“Our outside training has been modified to be shorter and more efficient,” he says.
In baseball, North Medford Mavericks head coach Brett Wolfe says his team begins practices at 7 a.m. and wraps up around 10:30 a.m. to beat the heat.
If the weather was overwhelming and an afternoon game or doubleheader was on deck, Wolfe says he would likely try to move the contests to the early morning if the opposing team was in favor. His squad is in Eugene this weekend.
Also, Wolfe says a catcher would not likely play both games of a doubleheader during extreme triple-digit weather.
Preparing in advance is important, Wolfe says.
“You just have to make sure the kids drink plenty of water and watch it and pay attention so they don’t get dehydrated,” Wolfe says. “You can’t just drink on that day. You have to drink two, three, four days before.”
At Grants Pass Downs, officials will be focused on keeping jockeys, horses and fans cool, says Marty Hamilton, presiding state steward for the Oregon Racing Commission.
Racing resumes Saturday with gates opening at 11:30 a.m. and post time at 1 p.m.
“I think the most important thing we’re concerned about is to do the best job we can to keep everyone cooled down,” adds Tag Wotherspoon, GPD’s director of communications and marketing. “We’ll be doing everything we can do keep everyone safe, whether it’s horses, jockeys, people involved in racing, the gate crew and the fans.”
Exiting the paddock, horses will be moved along more quickly before and after racing and in the winner’s circle to avoid exposure to the sun, Hamilton says.
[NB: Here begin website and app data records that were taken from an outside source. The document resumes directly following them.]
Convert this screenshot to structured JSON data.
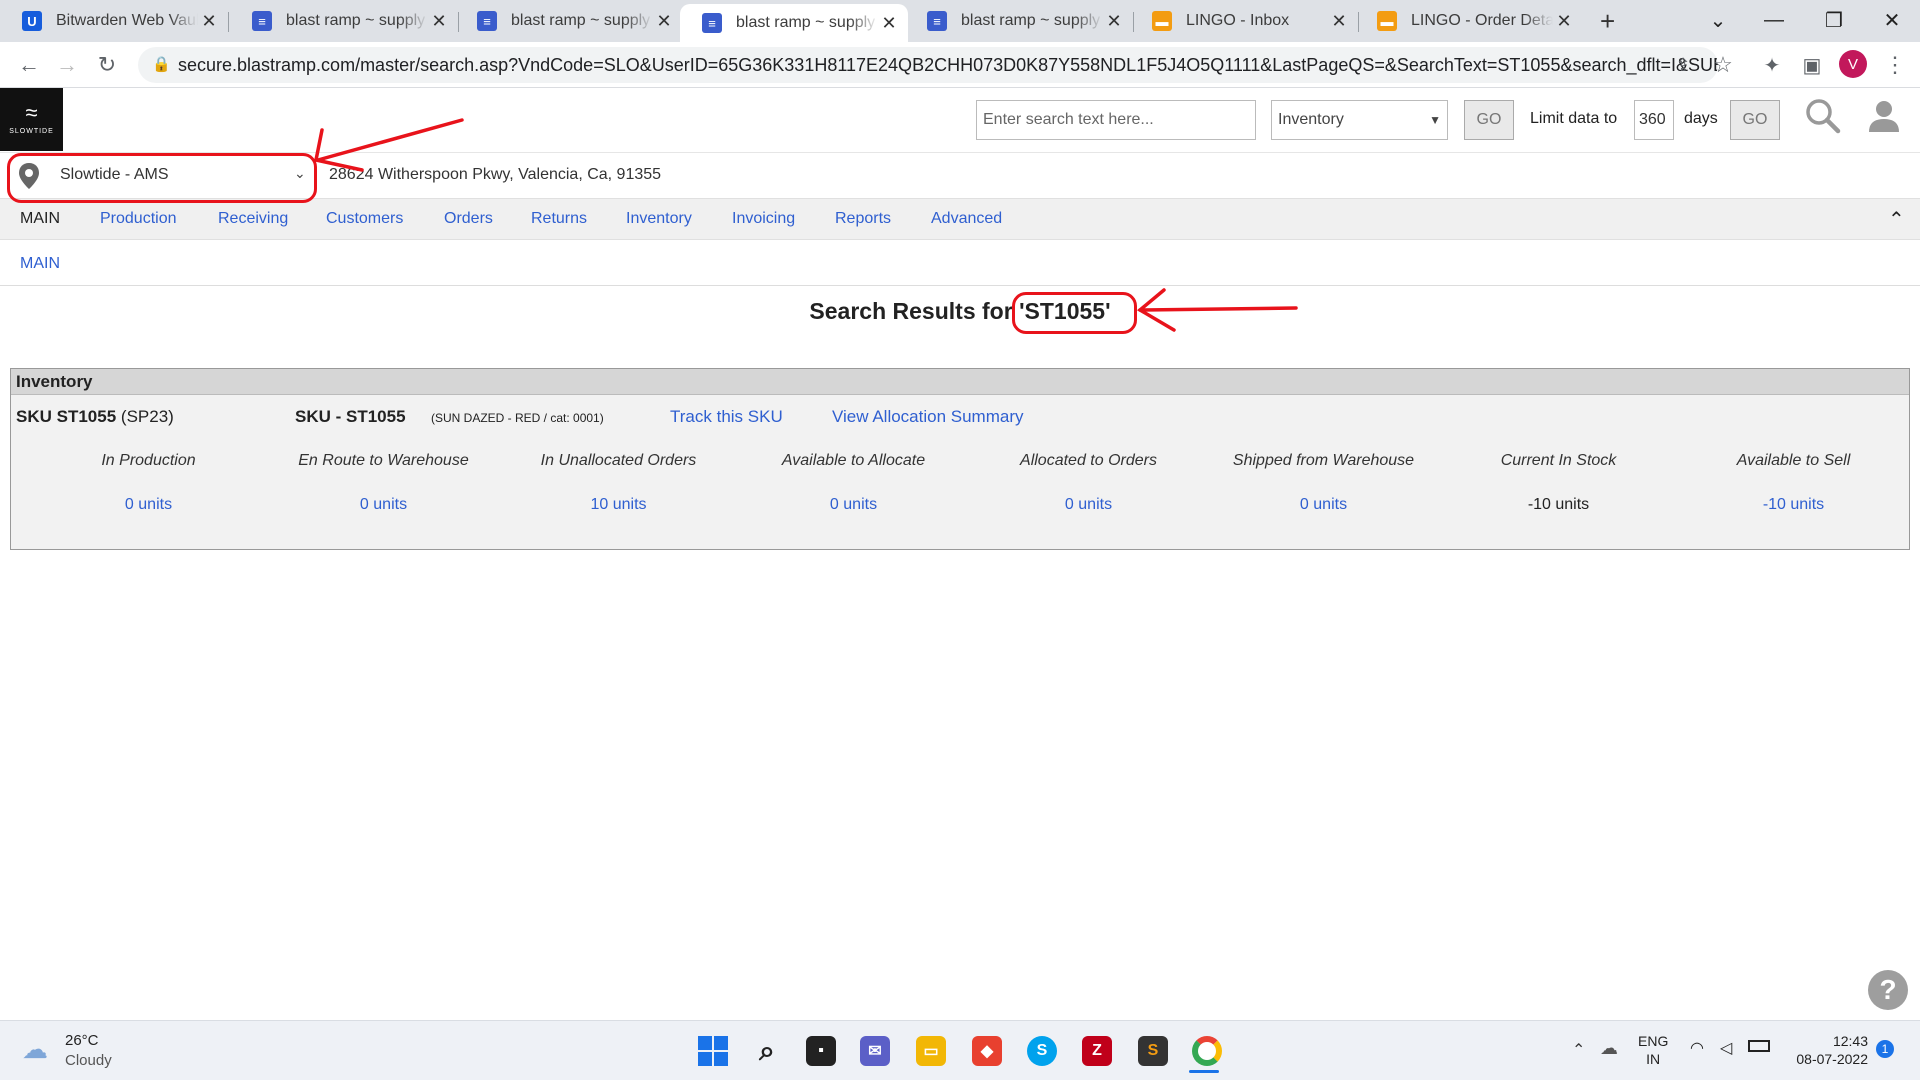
{
  "browser": {
    "tabs": [
      {
        "title": "Bitwarden Web Vault",
        "icon": "bitwarden-icon",
        "color": "#175ddc",
        "glyph": "U"
      },
      {
        "title": "blast ramp ~ supply chain",
        "icon": "document-icon",
        "color": "#3a5ccc",
        "glyph": "≡"
      },
      {
        "title": "blast ramp ~ supply chain",
        "icon": "document-icon",
        "color": "#3a5ccc",
        "glyph": "≡"
      },
      {
        "title": "blast ramp ~ supply chain",
        "icon": "document-icon",
        "color": "#3a5ccc",
        "glyph": "≡"
      },
      {
        "title": "blast ramp ~ supply chain",
        "icon": "document-icon",
        "color": "#3a5ccc",
        "glyph": "≡"
      },
      {
        "title": "LINGO - Inbox",
        "icon": "lingo-icon",
        "color": "#f39c12",
        "glyph": "▬"
      },
      {
        "title": "LINGO - Order Detail",
        "icon": "lingo-icon",
        "color": "#f39c12",
        "glyph": "▬"
      }
    ],
    "active_tab": 3,
    "new_tab": "+",
    "url": "secure.blastramp.com/master/search.asp?VndCode=SLO&UserID=65G36K331H8117E24QB2CHH073D0K87Y558NDL1F5J4O5Q1111&LastPageQS=&SearchText=ST1055&search_dflt=I&SUBs...",
    "profile_initial": "V"
  },
  "header": {
    "logo_text": "SLOWTIDE",
    "search_placeholder": "Enter search text here...",
    "search_type": "Inventory",
    "go_label": "GO",
    "limit_label": "Limit data to",
    "limit_days_value": "360",
    "days_label": "days",
    "go2_label": "GO"
  },
  "location": {
    "selected": "Slowtide - AMS",
    "address": "28624 Witherspoon Pkwy, Valencia, Ca, 91355"
  },
  "menu": {
    "items": [
      "MAIN",
      "Production",
      "Receiving",
      "Customers",
      "Orders",
      "Returns",
      "Inventory",
      "Invoicing",
      "Reports",
      "Advanced"
    ],
    "breadcrumb": "MAIN"
  },
  "results": {
    "title_prefix": "Search Results for ",
    "query": "'ST1055'",
    "section": "Inventory",
    "sku_label": "SKU ST1055",
    "sku_season": "(SP23)",
    "sku_name": "SKU - ST1055",
    "sku_desc": "(SUN DAZED - RED / cat: 0001)",
    "track_link": "Track this SKU",
    "allocation_link": "View Allocation Summary",
    "stats": [
      {
        "label": "In Production",
        "value": "0 units",
        "link": true
      },
      {
        "label": "En Route to Warehouse",
        "value": "0 units",
        "link": true
      },
      {
        "label": "In Unallocated Orders",
        "value": "10 units",
        "link": true
      },
      {
        "label": "Available to Allocate",
        "value": "0 units",
        "link": true
      },
      {
        "label": "Allocated to Orders",
        "value": "0 units",
        "link": true
      },
      {
        "label": "Shipped from Warehouse",
        "value": "0 units",
        "link": true
      },
      {
        "label": "Current In Stock",
        "value": "-10 units",
        "link": false
      },
      {
        "label": "Available to Sell",
        "value": "-10 units",
        "link": true
      }
    ]
  },
  "taskbar": {
    "weather_temp": "26°C",
    "weather_desc": "Cloudy",
    "lang_top": "ENG",
    "lang_bottom": "IN",
    "time": "12:43",
    "date": "08-07-2022",
    "notification_count": "1"
  },
  "colors": {
    "link": "#2f5fd0",
    "annotation_red": "#e8131b"
  }
}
The hope will be to shave off about four minutes with each race.
Hoses will be available during various junctures during the horses’ travel, with buckets of ice and drinking water readily available.
Jockeys will be encouraged to drink more and the horses will receive extra cool-off sessions, Wotherspoon says.
State veterinarian Stacy Katler will be on site.
“We’ll try to keep them in the shade as long as possible,” Wotherspoon says.
For racing fans, the facility offers some shade in and around the grandstand, Wotherspoon says.
“That’s a nice thing about Grants Pass Downs,” Wotherspoon says. “You don’t have to always be out in the sun.”
In general, spectators should use sunscreen, bring umbrellas and water and avoid sitting directly in the sun’s path, Timmons adds. Wear light-colored, loose-fitting clothing with synthetic fabrics (not cotton) because they will wick moisture away from the skin so cooling evaporation can occur.
Hats are also crucial.
At the Rooster Crow run this weekend in Rogue River, racing begins around 8 a.m. in the 5-kilometer run.
That time has been steady for many years as a proactive measure during a traditionally hot period, coordinator Dave Ehrhardt says. Most entrants will be done within 40 minutes, he says, and water stations will be available during and after the race, along with bananas and muffins.
For those who continue to run, Ehrhardt suggests to play it cautiously. Now isn’t the time to be shooting for a running PR.
“Try to run during cooler times of the day, be hydrated and know your limits,” Ehrhardt says.
If possible, working out inside at a gym may be for the best, Timmons adds.
Those who must be outside, like baseball and softball players, should constantly be monitoring how they’re feeling, Timmons says.
Symptoms of heat exhaustion include heavy sweating, feeling weak or confused, dizziness, nausea, headache and fast heartbeat, Timmons says.
Those who experience those symptoms should find a cool, shady place, lie down and hydrate, Timmons says. Pour a bottle of water over your head or take a cold shower and do not drink alcohol or soda. Sports drinks have their benefits, Timmons adds, but may also contain a large amount of sugar.
Symptoms of heatstroke include a high fever, severe headache, dizziness, flushed skin, a lack of sweating, muscle weakness, nausea, a fast heartbeat and breathing and seizures, Timmons says.
If the symptoms get severe, a call to 911 may be best, she says.
“It’s about paying attention and knowing the signs,” Timmons says.
Reach reporter Dan Jones at 541-776-4499, or email firstname.lastname@example.org. Find him online at twitter.com/danjonesmt